“Peter Warren JBP” 2017 Update part 2


The work:

1.  Remove yellow needles

2.  Reduce new needles to balance the strength.

3.  Remove dead tips (pine tip moth was rough this year)

4.  Thin congested areas.

5.  Reposition some of the wires to fan out the shoots.


Next spring, I swear I’ll get the planting angle right:

Like this…

Happy Spring repotting season!


“Peter Warren JBP” 2017 Update part 1

Quick history; bought this one back in 2009 from Brussel’s.  My son was less than 2 when I brought it home:

Here is the front:

Spring 2011, it has been allowed to grow freely.

Peter Warren did a demo with the tree in 4/11:

With a little help from my daughter…

Peter returned that fall for another round of work.  Here is a shot a couple years later in 2013:

It was repotted into its first bonsai pot in 2014, and I started working on pushing the growth back toward the trunk, and replacing heavy branches with finer ones.  Early 2015:

Late summer 2016:

After thinning, pruning, and wiring in spring 2017:

And repotting to a deeper and forward-leaning planting angle, although it still needs to lean more to the right, but that part of the root ball needs to be reduced in stages, so it leans a bit left now:

Growing well in early May:

The 350 JBP Update 2017 part 2

So, my plan was to clean up, pull needles, prune, and wire this tree so it would be ready to tweak when Bjorn visited in December. This tree has been all my work since it’s initial styling with a buddy in 2007, and I thought it would be a good time to take the tree from the best I could do with it, to the best I could do with it…with Bjorn.

So here it is, Before:

And After:

What did we do?

Guy wires, exaggerating the downward angle of the branches, including the upper right, to reduce the separation between the first layer and second layer.

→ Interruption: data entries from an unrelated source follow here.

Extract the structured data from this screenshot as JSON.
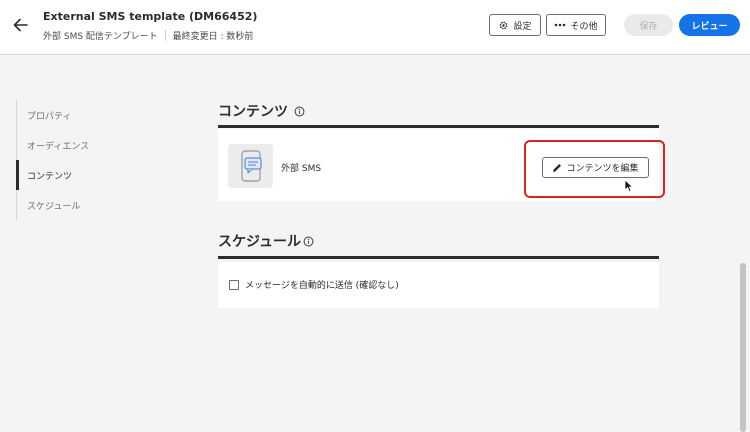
{
  "header": {
    "title": "External SMS template (DM66452)",
    "subtitle": "外部 SMS 配信テンプレート",
    "last_modified": "最終変更日 : 数秒前",
    "settings_label": "設定",
    "more_label": "その他",
    "save_label": "保存",
    "review_label": "レビュー"
  },
  "nav": {
    "items": [
      {
        "label": "プロパティ"
      },
      {
        "label": "オーディエンス"
      },
      {
        "label": "コンテンツ"
      },
      {
        "label": "スケジュール"
      }
    ],
    "active": "コンテンツ"
  },
  "content_section": {
    "title": "コンテンツ",
    "channel_label": "外部 SMS",
    "edit_button_label": "コンテンツを編集"
  },
  "schedule_section": {
    "title": "スケジュール",
    "checkbox_label": "メッセージを自動的に送信 (確認なし)",
    "checkbox_checked": false
  },
  "colors": {
    "primary": "#1473e6",
    "highlight": "#d7261e",
    "text": "#2c2c2c"
  },
  "icons": [
    "back-arrow-icon",
    "gear-icon",
    "more-icon",
    "info-icon",
    "sms-channel-icon",
    "pencil-icon",
    "mouse-cursor-icon"
  ]
}
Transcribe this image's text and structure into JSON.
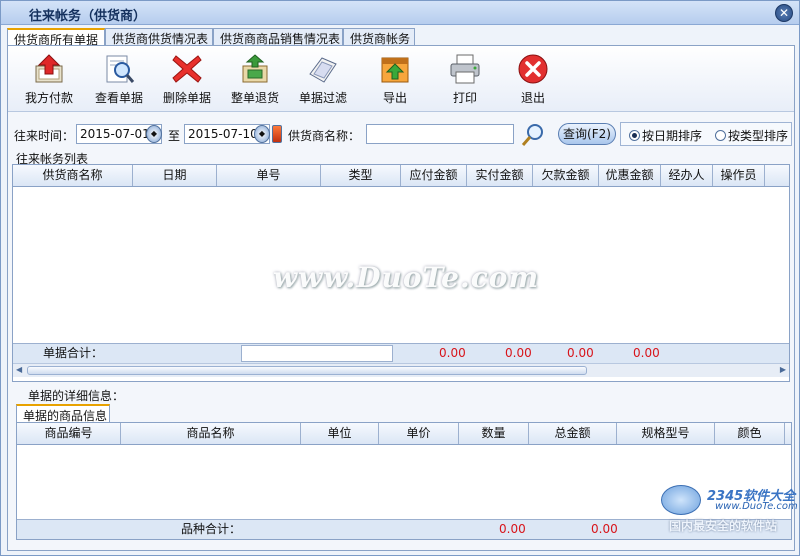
{
  "window": {
    "title": "往来帐务（供货商）",
    "close_icon": "close-icon"
  },
  "tabs": [
    {
      "label": "供货商所有单据",
      "active": true
    },
    {
      "label": "供货商供货情况表",
      "active": false
    },
    {
      "label": "供货商商品销售情况表",
      "active": false
    },
    {
      "label": "供货商帐务",
      "active": false
    }
  ],
  "toolbar": {
    "pay": {
      "label": "我方付款",
      "icon": "upload-payment-icon"
    },
    "view": {
      "label": "查看单据",
      "icon": "magnify-document-icon"
    },
    "delete": {
      "label": "删除单据",
      "icon": "delete-x-icon"
    },
    "return": {
      "label": "整单退货",
      "icon": "return-goods-icon"
    },
    "filter": {
      "label": "单据过滤",
      "icon": "filter-document-icon"
    },
    "export": {
      "label": "导出",
      "icon": "export-icon"
    },
    "print": {
      "label": "打印",
      "icon": "printer-icon"
    },
    "exit": {
      "label": "退出",
      "icon": "exit-icon"
    }
  },
  "filter": {
    "time_label": "往来时间：",
    "date_from": "2015-07-01",
    "to_label": "至",
    "date_to": "2015-07-10",
    "supplier_label": "供货商名称：",
    "supplier_value": "",
    "query_label": "查询(F2)",
    "sort_date_label": "按日期排序",
    "sort_type_label": "按类型排序",
    "sort_selected": "date"
  },
  "ledger": {
    "group_label": "往来帐务列表",
    "columns": [
      "供货商名称",
      "日期",
      "单号",
      "类型",
      "应付金额",
      "实付金额",
      "欠款金额",
      "优惠金额",
      "经办人",
      "操作员"
    ],
    "rows": [],
    "footer": {
      "label": "单据合计：",
      "payable": "0.00",
      "paid": "0.00",
      "owed": "0.00",
      "discount": "0.00"
    }
  },
  "detail": {
    "section_label": "单据的详细信息：",
    "tab_label": "单据的商品信息",
    "columns": [
      "商品编号",
      "商品名称",
      "单位",
      "单价",
      "数量",
      "总金额",
      "规格型号",
      "颜色"
    ],
    "rows": [],
    "footer": {
      "label": "品种合计：",
      "quantity": "0.00",
      "total": "0.00"
    }
  },
  "overlay": {
    "watermark": "www.DuoTe.com",
    "brand_line1": "2345软件大全",
    "brand_line2": "www.DuoTe.com",
    "brand_line3": "国内最安全的软件站"
  },
  "colors": {
    "accent_red": "#d8141a",
    "title_blue": "#15315e",
    "border_blue": "#8aa2c6"
  }
}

Subtle, but nice.

Balance each tuft of foliage so they’re the same size and mass.

Evenly distribute each tuft so they’re equidistant.

Create subtle separation of layers within primary branches.

Rearrange the position of each tertiary branch so they fan outward, and then together, overlapping on or maybe two tufts from the branch behind into the branch in front. (Photo)

Round out the apex

Still to do: let the left upper section elongate.

Keep the first left branch shorter.

Replace branches at obtuse angles with branches at acute angles.